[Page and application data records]
====================

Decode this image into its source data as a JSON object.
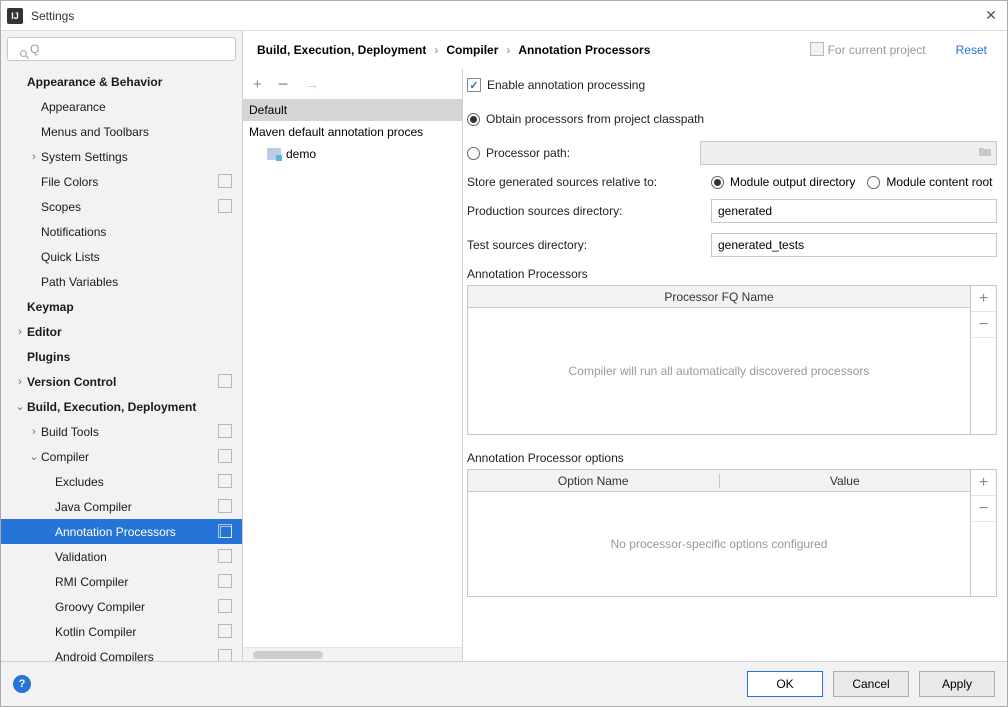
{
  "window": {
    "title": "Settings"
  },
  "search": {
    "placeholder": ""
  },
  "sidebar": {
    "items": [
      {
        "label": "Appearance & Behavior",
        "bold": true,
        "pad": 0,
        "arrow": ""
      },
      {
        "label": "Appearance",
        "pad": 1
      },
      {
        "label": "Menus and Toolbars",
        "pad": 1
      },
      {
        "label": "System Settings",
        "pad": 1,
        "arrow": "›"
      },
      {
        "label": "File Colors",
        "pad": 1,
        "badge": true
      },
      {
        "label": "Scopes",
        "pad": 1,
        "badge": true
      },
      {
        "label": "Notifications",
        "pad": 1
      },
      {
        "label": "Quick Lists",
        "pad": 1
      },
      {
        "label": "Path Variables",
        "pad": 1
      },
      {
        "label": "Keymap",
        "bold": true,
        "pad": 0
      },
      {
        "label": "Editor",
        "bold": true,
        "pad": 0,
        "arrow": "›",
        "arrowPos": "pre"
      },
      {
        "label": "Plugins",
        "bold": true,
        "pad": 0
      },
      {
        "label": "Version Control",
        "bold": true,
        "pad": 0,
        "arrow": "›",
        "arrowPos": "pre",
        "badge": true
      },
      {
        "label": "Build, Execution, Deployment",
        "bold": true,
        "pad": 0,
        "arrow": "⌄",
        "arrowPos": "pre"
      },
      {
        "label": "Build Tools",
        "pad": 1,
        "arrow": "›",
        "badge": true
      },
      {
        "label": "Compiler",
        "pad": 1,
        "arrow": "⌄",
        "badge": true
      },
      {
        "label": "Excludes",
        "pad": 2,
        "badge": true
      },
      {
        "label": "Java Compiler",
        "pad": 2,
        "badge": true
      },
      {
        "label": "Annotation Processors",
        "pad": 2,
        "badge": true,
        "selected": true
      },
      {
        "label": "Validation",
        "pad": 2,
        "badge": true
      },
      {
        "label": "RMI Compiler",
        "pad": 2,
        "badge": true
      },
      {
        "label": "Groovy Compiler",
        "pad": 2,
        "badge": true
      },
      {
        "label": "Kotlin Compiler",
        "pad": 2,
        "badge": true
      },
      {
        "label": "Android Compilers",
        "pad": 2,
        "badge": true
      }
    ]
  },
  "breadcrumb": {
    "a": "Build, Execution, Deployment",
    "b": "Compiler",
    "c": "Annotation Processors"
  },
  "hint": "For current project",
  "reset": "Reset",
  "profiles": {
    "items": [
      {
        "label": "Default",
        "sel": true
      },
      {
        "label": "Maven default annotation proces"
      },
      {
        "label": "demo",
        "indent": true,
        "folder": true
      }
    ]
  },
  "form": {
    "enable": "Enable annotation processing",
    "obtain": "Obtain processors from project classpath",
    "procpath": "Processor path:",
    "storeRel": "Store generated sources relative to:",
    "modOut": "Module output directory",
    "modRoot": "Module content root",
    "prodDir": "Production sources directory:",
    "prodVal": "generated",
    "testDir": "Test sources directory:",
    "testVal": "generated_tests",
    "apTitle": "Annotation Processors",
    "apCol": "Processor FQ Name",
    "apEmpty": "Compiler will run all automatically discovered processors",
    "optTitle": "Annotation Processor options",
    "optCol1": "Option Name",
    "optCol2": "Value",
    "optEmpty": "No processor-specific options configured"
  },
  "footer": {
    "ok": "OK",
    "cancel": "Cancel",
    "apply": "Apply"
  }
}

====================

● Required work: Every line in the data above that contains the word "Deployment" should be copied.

● Answer for this exercise:
        "label": "Build, Execution, Deployment",
    "a": "Build, Execution, Deployment",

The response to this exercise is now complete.